Every picture is to be removed, and all the data is to be copied exactly.

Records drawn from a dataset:
=== Section Start ===

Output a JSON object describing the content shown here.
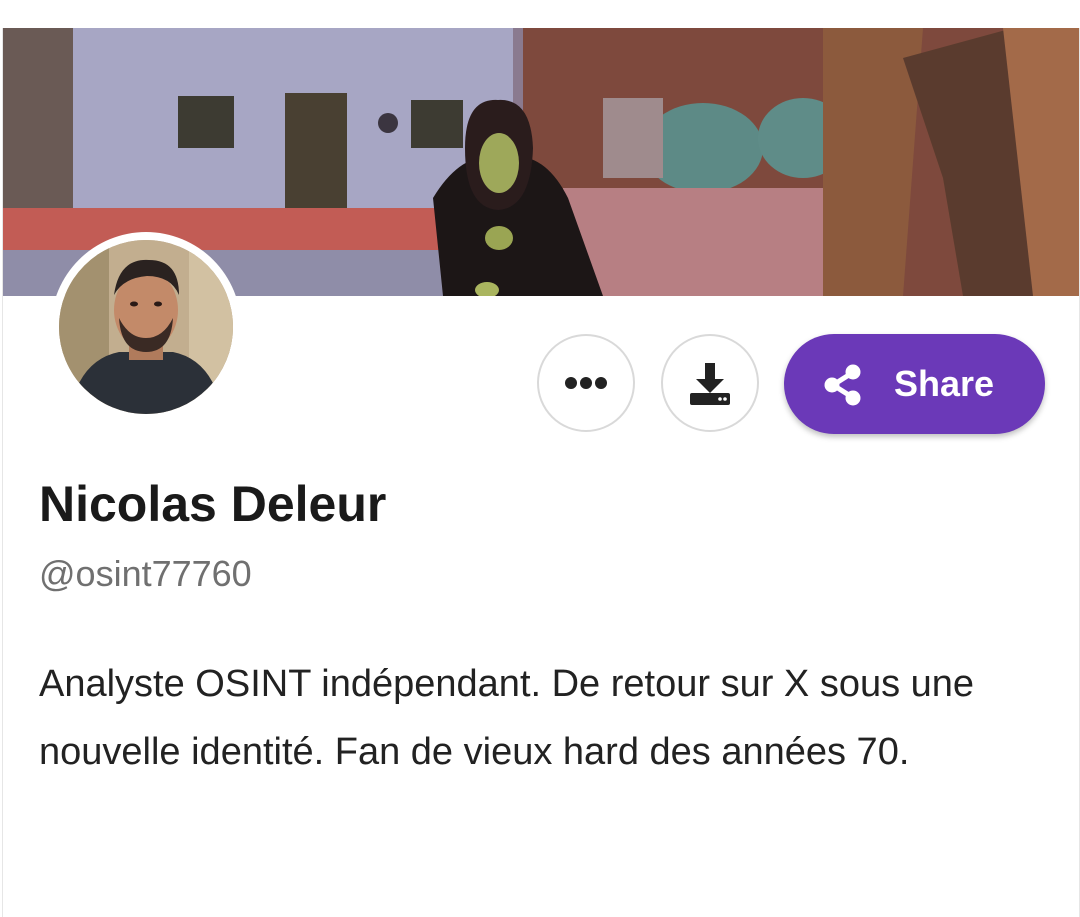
{
  "profile": {
    "display_name": "Nicolas Deleur",
    "handle": "@osint77760",
    "bio": "Analyste OSINT indépendant. De retour sur X sous une nouvelle identité. Fan de vieux hard des années 70."
  },
  "actions": {
    "more_icon": "more-horizontal-icon",
    "download_icon": "download-icon",
    "share_icon": "share-icon",
    "share_label": "Share"
  },
  "colors": {
    "accent": "#6b39b8",
    "name_text": "#1a1a1a",
    "handle_text": "#707070",
    "bio_text": "#222222"
  }
}
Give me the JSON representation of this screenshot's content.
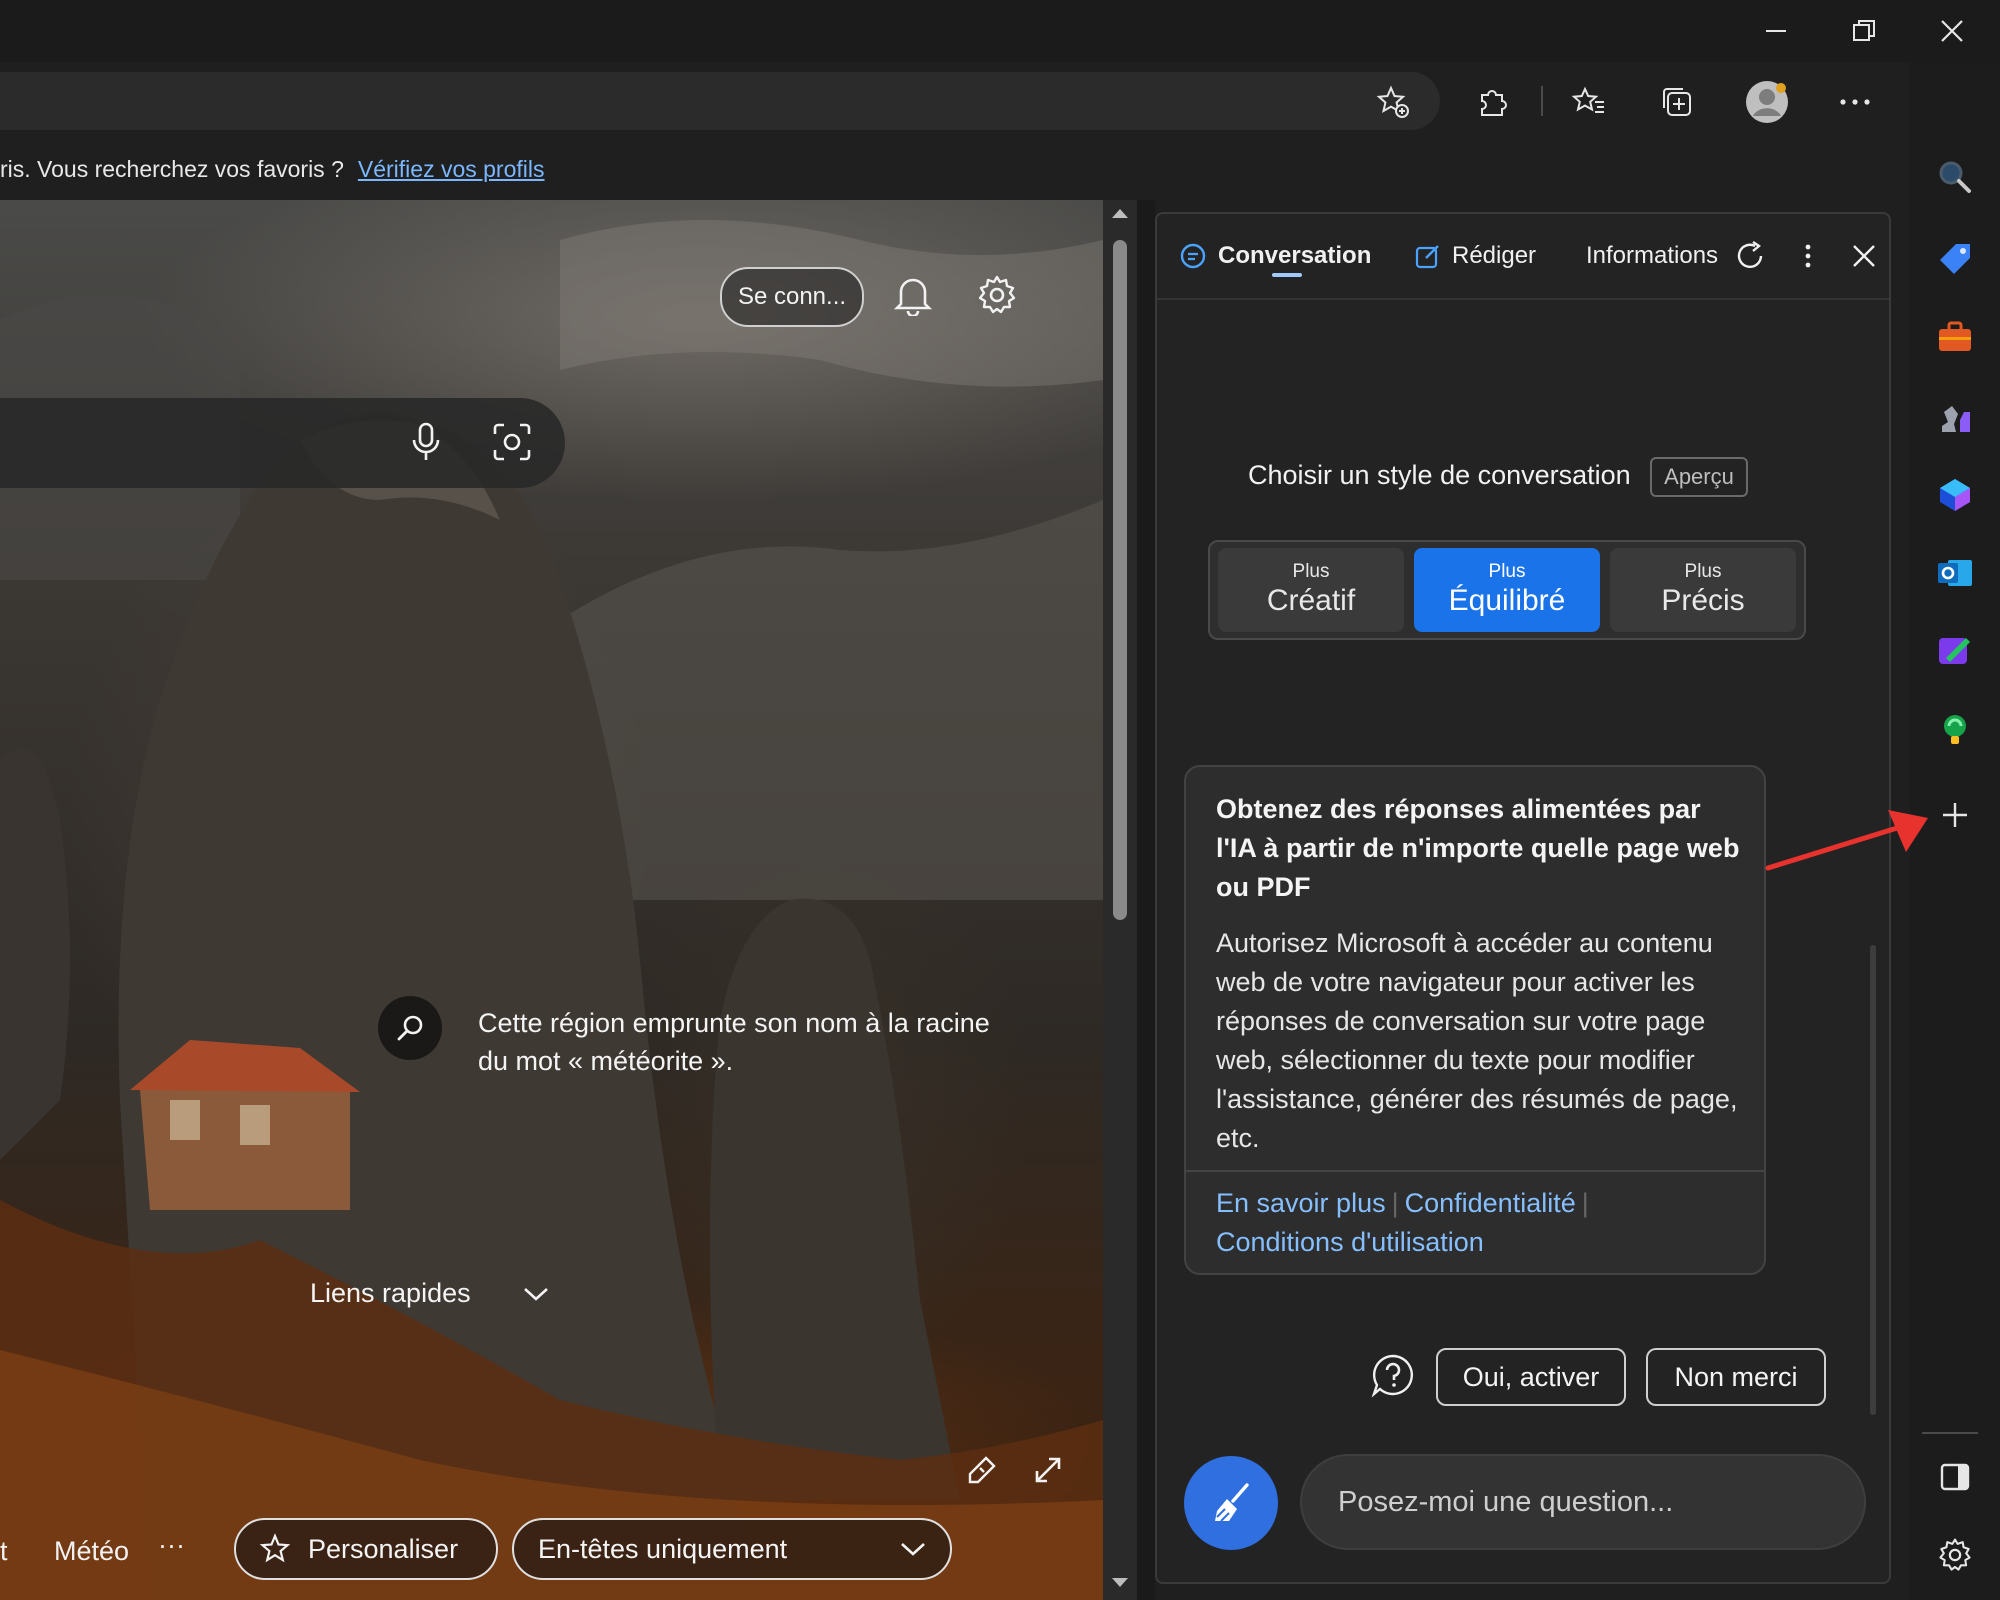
{
  "favorites_bar": {
    "message": "ris. Vous recherchez vos favoris ?",
    "link": "Vérifiez vos profils"
  },
  "page": {
    "signin_label": "Se conn...",
    "info_text": "Cette région emprunte son nom à la racine du mot « météorite ».",
    "quick_links": "Liens rapides",
    "bottom": {
      "fragment": "t",
      "weather": "Météo",
      "more": "···",
      "personalize": "Personaliser",
      "headlines": "En-têtes uniquement"
    }
  },
  "copilot": {
    "tabs": [
      "Conversation",
      "Rédiger",
      "Informations"
    ],
    "style_title": "Choisir un style de conversation",
    "preview_badge": "Aperçu",
    "styles": [
      {
        "top": "Plus",
        "bottom": "Créatif"
      },
      {
        "top": "Plus",
        "bottom": "Équilibré"
      },
      {
        "top": "Plus",
        "bottom": "Précis"
      }
    ],
    "selected_style": "Équilibré",
    "card": {
      "heading": "Obtenez des réponses alimentées par l'IA à partir de n'importe quelle page web ou PDF",
      "body": "Autorisez Microsoft à accéder au contenu web de votre navigateur pour activer les réponses de conversation sur votre page web, sélectionner du texte pour modifier l'assistance, générer des résumés de page, etc.",
      "links": [
        "En savoir plus",
        "Confidentialité",
        "Conditions d'utilisation"
      ]
    },
    "actions": {
      "accept": "Oui, activer",
      "decline": "Non merci"
    },
    "input_placeholder": "Posez-moi une question..."
  },
  "colors": {
    "accent": "#2f6fe0",
    "selected_style": "#1a73e8",
    "link": "#86bfff",
    "annotation_arrow": "#e8322e"
  },
  "icons": {
    "toolbar": [
      "add-favorite-icon",
      "extensions-icon",
      "favorites-icon",
      "collections-icon",
      "profile-icon",
      "more-icon",
      "bing-copilot-icon"
    ],
    "sidebar": [
      "search-icon",
      "shopping-tag-icon",
      "tools-icon",
      "games-icon",
      "microsoft365-icon",
      "outlook-icon",
      "designer-icon",
      "drop-icon",
      "add-icon",
      "sidebar-toggle-icon",
      "settings-icon"
    ]
  }
}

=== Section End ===

> [Task answer]:
Output a JSON object describing the content shown here.
{
  "profile": {
    "display_name": "Nicolas Deleur",
    "handle": "@osint77760",
    "bio": "Analyste OSINT indépendant. De retour sur X sous une nouvelle identité. Fan de vieux hard des années 70."
  },
  "actions": {
    "more_icon": "more-horizontal-icon",
    "download_icon": "download-icon",
    "share_icon": "share-icon",
    "share_label": "Share"
  },
  "colors": {
    "accent": "#6b39b8",
    "name_text": "#1a1a1a",
    "handle_text": "#707070",
    "bio_text": "#222222"
  }
}
Give me the JSON representation of this screenshot's content.
{
  "favorites_bar": {
    "message": "ris. Vous recherchez vos favoris ?",
    "link": "Vérifiez vos profils"
  },
  "page": {
    "signin_label": "Se conn...",
    "info_text": "Cette région emprunte son nom à la racine du mot « météorite ».",
    "quick_links": "Liens rapides",
    "bottom": {
      "fragment": "t",
      "weather": "Météo",
      "more": "···",
      "personalize": "Personaliser",
      "headlines": "En-têtes uniquement"
    }
  },
  "copilot": {
    "tabs": [
      "Conversation",
      "Rédiger",
      "Informations"
    ],
    "style_title": "Choisir un style de conversation",
    "preview_badge": "Aperçu",
    "styles": [
      {
        "top": "Plus",
        "bottom": "Créatif"
      },
      {
        "top": "Plus",
        "bottom": "Équilibré"
      },
      {
        "top": "Plus",
        "bottom": "Précis"
      }
    ],
    "selected_style": "Équilibré",
    "card": {
      "heading": "Obtenez des réponses alimentées par l'IA à partir de n'importe quelle page web ou PDF",
      "body": "Autorisez Microsoft à accéder au contenu web de votre navigateur pour activer les réponses de conversation sur votre page web, sélectionner du texte pour modifier l'assistance, générer des résumés de page, etc.",
      "links": [
        "En savoir plus",
        "Confidentialité",
        "Conditions d'utilisation"
      ]
    },
    "actions": {
      "accept": "Oui, activer",
      "decline": "Non merci"
    },
    "input_placeholder": "Posez-moi une question..."
  },
  "colors": {
    "accent": "#2f6fe0",
    "selected_style": "#1a73e8",
    "link": "#86bfff",
    "annotation_arrow": "#e8322e"
  },
  "icons": {
    "toolbar": [
      "add-favorite-icon",
      "extensions-icon",
      "favorites-icon",
      "collections-icon",
      "profile-icon",
      "more-icon",
      "bing-copilot-icon"
    ],
    "sidebar": [
      "search-icon",
      "shopping-tag-icon",
      "tools-icon",
      "games-icon",
      "microsoft365-icon",
      "outlook-icon",
      "designer-icon",
      "drop-icon",
      "add-icon",
      "sidebar-toggle-icon",
      "settings-icon"
    ]
  }
}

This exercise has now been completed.